Dr. Hongxin Dong, MD. Ph.D., Assistant Professor of Psychiatry and Behavioral Sciences, along with Dr. John Csernansky, MD, Lizzie Gilman Professor and Chair of Psychiatry and Behavioral Sciences at Northwestern Feinberg School of Medicine, Dr. Louis Muglia, MD, Ph.D., Edward Claiborne Stahlman Professor of Pediatrics, Professor of Molecular Physiology and Biophysics, Vice Chair for Research Affairs in Pediatrics at Vanderbilt University Medical Center, and Dr. David Holtzman, MD, Andrew B. and Gretchen P. Jones Professor and Chair of Neurology and Molecular Biology & Pharmacology at Washington University School of Medicine are working together to study the relationship between stress and Alzheimer’s disease and the mechanisms by which corticotrophin-releasing factor (CRF), a critical stress factor, affect β-amyloid by creating a triple transgenic mouse model that conditionally overexpresses CRF and amyloid precursor protein (APP).

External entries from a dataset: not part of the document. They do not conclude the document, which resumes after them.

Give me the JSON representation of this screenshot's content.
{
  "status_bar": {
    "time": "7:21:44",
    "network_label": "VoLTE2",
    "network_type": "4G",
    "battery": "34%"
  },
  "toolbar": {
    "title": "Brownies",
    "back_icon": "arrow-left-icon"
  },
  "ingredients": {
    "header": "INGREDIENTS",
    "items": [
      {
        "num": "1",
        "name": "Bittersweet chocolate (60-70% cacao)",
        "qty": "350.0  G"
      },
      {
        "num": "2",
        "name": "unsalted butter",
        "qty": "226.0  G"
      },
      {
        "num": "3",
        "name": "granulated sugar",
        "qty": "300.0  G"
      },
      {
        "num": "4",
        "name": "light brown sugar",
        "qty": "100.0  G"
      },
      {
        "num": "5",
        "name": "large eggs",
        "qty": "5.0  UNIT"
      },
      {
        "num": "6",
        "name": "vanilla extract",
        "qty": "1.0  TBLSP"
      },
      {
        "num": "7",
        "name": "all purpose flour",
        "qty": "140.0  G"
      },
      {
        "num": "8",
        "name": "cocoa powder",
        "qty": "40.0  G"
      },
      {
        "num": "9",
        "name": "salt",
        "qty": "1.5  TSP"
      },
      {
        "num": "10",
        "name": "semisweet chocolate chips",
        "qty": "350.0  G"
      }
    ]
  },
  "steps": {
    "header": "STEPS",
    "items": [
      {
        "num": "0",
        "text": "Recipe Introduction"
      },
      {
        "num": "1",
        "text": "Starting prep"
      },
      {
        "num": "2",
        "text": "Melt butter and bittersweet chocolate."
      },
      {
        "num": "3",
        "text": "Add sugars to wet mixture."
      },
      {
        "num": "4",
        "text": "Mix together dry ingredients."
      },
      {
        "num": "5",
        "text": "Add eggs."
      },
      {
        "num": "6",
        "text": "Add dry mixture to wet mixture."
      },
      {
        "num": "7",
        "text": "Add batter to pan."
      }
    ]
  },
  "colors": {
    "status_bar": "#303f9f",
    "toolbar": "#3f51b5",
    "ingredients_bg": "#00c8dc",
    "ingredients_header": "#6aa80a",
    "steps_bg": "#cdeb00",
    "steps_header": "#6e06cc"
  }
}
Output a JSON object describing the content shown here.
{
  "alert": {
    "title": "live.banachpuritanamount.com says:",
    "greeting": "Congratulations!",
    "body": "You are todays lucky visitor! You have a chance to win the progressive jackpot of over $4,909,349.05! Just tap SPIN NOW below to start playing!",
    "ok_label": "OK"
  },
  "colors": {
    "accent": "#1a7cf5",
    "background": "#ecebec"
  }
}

This innovative project is funded by the Cognitive Neurology and Alzheimer’s Disease Center (CNADC) at Northwestern University as a pilot award and will serve as the first step to applying for a National Institute of Aging (NIA) grant this fall.
Alzheimer’s disease (AD) is a progressive neurodegenerative disorder and the most common form of dementia in the United States. Although the cause of this disease is not clear, some risk factors, which increase the chances of developing AD, have been identified. Stress, which is a common phenomenon in our daily life, has been considered as one of these risk factors. Previous research reported that patients with AD had increased levels of stress hormones (cortisol) and changes in the hypothalamic-pituitary-adrenal (HPA) axis as compared to healthy individuals. Also, people who are more prone to distress are more likely to develop AD than their more carefree counterparts.
Recently, Drs. Dong and Csernansky’s lab and the other groups have reported that Tg2576 mice, a mouse model of AD, show an increased production of β-amyloid under stressful conditions. Furthermore, they have determined that increases in the release of CRF may play a key role in linking stress with increases in plaque deposits.
In this project, Dr. Dong and her colleagues plan to cross-breed Tg2576 mice with a second transgenic mouse model that overproduces CRF in the brain. This mouse model will provide direct information as to whether an increase in CRF in the brain could increase the production of plaque. Finally, they propose to determine whether CRF receptor antagonists can prevent the effects of stress on the disease progression in Tg2576 mice. These studies should improve our understanding of the biological relationships between stress, the brain’s stress system, and the disease process of AD.
A description of the research activities at Dr. Hongxin Dong’s Laboratory of Translational Neurobiology are on its webpage.